How does one immerse a 21st century audience in a Victorian science fiction story about Martians? That is the question…and The Crystal Egg is the answer.

The original short story was written in 1897 by H.G Wells (who I had the pleasure of meeting before the show, but more on that later) and is widely, yet unofficially, regarded as the precursor to his prolific novel ‘The War of the Worlds’. It tells the story of the unfortunate Charley Wace and the troubles that have befallen him and his near-enough-family, the Cave family, ever since his somewhat strange inheritance of a crystal egg. We are delivered the introduction to the show on a street in Seven Dials before being physically led into Cave’s shop of antiques and curiosities for the remainder of the show.

I personally love how many shows that take place in the Vaults choose to wander down the immersive path; my love for that specific type of theatre is part of why I love the Vaults as a performance venue so much. So removed from the hustle and bustle of the city, it is perfect for such endeavours. And even more so for period pieces. It’s generally quite dark and vacuous and has a very distinctive scent that somehow intermingles beautifully with the sensory refocus so integral to successful immersive theatre. The frequent rumble of the trains overhead actually enhance the piece, rather than distracted from it. In fact, there was a moment when the steady beat of the *chug chug* above us synchronised completely with the rhythm of the sound effects within the show and I wondered whether the creative team had taken it upon themselves to time it as such.  

My absolute favourite thing about immersive theatre is when the audience has the freedom to interact with as much of the performance as possible. I’m that audience member who wanders around looking at everything I can look at, touching everything I can/am allowed to touch, and talking to anyone who will talk back – which is how I stumbled upon Mr. Wells himself. We had a lovely chat about astronomy and books before I headed through to the street of Seven Dials and he found me just before the performance started to give me some further information on Jupiter. I am a big advocate for people speaking to immersive theatre performers when permitted; trust me, you will have some fantastic conversations – as actors within such a piece, we love the opportunity to go a little bit off-book with our characters.  
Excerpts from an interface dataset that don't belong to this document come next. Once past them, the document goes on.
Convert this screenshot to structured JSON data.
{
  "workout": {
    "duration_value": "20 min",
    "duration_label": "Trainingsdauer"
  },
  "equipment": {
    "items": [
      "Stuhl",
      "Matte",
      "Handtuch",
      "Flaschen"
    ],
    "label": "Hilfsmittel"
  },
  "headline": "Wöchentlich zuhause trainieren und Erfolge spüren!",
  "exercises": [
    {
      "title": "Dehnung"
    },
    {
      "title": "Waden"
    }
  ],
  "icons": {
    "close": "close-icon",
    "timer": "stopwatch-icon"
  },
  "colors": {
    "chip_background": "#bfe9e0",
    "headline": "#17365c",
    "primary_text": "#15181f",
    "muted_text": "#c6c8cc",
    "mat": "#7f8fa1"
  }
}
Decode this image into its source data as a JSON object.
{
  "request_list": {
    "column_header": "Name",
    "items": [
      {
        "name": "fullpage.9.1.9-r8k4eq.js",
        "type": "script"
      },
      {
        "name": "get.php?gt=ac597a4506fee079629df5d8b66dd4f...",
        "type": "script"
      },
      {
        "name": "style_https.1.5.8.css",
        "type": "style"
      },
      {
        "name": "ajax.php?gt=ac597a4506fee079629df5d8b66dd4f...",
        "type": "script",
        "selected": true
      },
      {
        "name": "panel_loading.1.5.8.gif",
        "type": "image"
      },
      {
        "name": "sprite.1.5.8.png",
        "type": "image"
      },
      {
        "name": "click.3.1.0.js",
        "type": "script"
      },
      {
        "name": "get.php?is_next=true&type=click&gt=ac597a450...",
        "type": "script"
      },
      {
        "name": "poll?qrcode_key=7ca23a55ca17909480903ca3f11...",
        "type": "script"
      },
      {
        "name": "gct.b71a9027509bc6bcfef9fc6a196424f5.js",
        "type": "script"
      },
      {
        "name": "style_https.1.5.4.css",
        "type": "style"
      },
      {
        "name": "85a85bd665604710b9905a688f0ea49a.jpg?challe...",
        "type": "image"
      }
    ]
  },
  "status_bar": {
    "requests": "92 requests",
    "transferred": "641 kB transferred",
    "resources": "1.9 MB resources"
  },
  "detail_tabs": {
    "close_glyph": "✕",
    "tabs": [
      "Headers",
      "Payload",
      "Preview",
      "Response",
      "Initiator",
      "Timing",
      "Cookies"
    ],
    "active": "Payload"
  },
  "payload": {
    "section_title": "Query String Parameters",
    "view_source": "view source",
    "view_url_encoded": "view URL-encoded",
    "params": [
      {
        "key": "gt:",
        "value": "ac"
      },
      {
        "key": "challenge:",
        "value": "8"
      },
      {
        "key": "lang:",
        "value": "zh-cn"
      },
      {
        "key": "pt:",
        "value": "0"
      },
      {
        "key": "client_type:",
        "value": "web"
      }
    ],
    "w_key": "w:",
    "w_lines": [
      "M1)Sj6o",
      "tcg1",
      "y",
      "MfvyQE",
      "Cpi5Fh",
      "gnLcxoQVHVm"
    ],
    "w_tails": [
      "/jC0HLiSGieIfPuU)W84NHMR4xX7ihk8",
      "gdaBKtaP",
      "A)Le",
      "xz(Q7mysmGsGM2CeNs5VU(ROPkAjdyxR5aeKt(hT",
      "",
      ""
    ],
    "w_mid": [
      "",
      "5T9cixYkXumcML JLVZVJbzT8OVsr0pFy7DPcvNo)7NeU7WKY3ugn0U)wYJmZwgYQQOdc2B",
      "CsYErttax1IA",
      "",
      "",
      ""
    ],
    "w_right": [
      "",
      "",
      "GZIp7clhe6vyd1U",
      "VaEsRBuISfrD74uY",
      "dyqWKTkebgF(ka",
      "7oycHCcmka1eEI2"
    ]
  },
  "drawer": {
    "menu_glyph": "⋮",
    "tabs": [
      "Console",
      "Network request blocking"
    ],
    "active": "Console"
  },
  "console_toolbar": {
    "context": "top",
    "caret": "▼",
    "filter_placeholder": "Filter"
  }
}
There is an official trailer that has been produced for the show (with an entirely different cast, except for the role of H.G. Wells – played both in the trailer and in the Vaults performance by Edwin Flay). Kime Chera’s video design provides us an extremely dramatic trailer…which tells you almost nothing about the stage show, I must admit. So, despite having watched the trailer prior to the show, it felt like I’d gone in to the performance with fresh eyes.  

Described as multidisciplinary, I have to say, I was expecting slightly more incorporation of other disciplines into the show. To be fair, there were lighting effects and live music (by a very delightful violinist, who I sadly could not find listed in the programme) and, obviously, live performance. But, me being never quite satisfied, I expected a couple more elements: some video perhaps; some voiceover; some aural isolation: something that set the show apart from standard live immersive theatre. We are offered a lovely package, as an audience, but I just thirsted for something more while within Cave’s emporium of wonders.  

The show is well-acted: we are treated to a wonderfully tortured Mr. Cave by Mark Parsons and a beautifully fragile Anna-Jacoby by Caroline Main. The rest of the cast have slightly less meaty roles to play, but give some great performances nonetheless. There is a delightfully awkward and overly polite exchange between Mr. Cave and Vincent La Torre’s Bosso-Kuni that made me laugh while simultaneously wonder whether someone was about to meet a sticky end. I did find Desmond Carney’s portrayal of Charley Wace slightly… over-harrowed, one might say, at times – but overall, he too was a solid performer.

For anyone with any interest in immersive theatre or historical fiction, The Crystal Egg has a lot to offer. Mike Archer’s adaptation of H.G. Wells’ story, from what I can tell, has a few changes to the character’s relationships but remains true to the tragic themes of loss and instability – as relatable now as they would have been in the 1800s. Elif Knight’s directorial choices work in perfect tandem with the text; and the scenography design – undertaken by Jason Kelvin on set, Miriam King on costume, Simeon Miller on lighting, and Dave Holden on sound – combines to form a cohesive, fully encompassing experience for the audience. For approximately 80 minutes, I left 2018 and found myself right at home on the streets of Victorian London (as, quite clearly, did the one woman in the audience I spotted, decked out head to toe in Victorian garb) and for one more week, so can you. Until time travel is invented, this is the closest thing you’ll get to a first-hand, lived experience of 1897 science fiction.

The Crystal Egg is playing at The Vaults until 13th January 2018. For more information and tickets, see